Directions
Search the listing below for the string "Customer", then copy every line it appears in.

Provided data
┌──
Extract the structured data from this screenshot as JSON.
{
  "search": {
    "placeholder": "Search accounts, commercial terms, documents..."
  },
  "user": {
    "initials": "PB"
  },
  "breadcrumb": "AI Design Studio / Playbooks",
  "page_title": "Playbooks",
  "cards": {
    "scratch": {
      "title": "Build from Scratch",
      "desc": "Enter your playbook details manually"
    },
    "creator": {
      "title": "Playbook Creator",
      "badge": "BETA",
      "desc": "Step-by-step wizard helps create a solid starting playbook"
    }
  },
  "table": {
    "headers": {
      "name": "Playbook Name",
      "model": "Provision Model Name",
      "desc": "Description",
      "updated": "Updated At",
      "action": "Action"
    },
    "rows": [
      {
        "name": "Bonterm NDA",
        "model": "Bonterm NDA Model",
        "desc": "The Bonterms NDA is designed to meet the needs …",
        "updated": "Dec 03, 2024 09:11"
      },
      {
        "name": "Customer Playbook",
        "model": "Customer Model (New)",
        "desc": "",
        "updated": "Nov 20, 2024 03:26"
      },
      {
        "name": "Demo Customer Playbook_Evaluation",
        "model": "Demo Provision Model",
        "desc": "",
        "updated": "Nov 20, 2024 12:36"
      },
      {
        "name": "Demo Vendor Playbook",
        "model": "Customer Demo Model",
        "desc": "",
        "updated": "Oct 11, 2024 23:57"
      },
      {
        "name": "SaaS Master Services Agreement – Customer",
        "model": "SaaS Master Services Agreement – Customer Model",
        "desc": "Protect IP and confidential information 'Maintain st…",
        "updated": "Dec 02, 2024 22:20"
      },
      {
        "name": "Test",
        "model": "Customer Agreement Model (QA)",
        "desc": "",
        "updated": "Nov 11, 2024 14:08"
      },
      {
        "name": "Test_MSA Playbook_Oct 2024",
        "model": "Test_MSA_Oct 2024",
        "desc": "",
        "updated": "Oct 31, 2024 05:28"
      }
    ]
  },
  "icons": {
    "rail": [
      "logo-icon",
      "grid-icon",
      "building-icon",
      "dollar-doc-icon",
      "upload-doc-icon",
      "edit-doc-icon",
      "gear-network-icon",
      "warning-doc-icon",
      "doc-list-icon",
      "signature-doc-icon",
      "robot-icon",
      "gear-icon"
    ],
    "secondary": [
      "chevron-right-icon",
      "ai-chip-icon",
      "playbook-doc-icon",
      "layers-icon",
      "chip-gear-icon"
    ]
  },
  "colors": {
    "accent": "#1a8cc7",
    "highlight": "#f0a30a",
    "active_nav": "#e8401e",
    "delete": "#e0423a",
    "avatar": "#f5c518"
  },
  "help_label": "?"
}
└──
Response area
        "name": "Customer Playbook",
        "model": "Customer Model (New)",
        "name": "Demo Customer Playbook_Evaluation",
        "model": "Customer Demo Model",
        "name": "SaaS Master Services Agreement – Customer",
        "model": "SaaS Master Services Agreement – Customer Model",
        "model": "Customer Agreement Model (QA)",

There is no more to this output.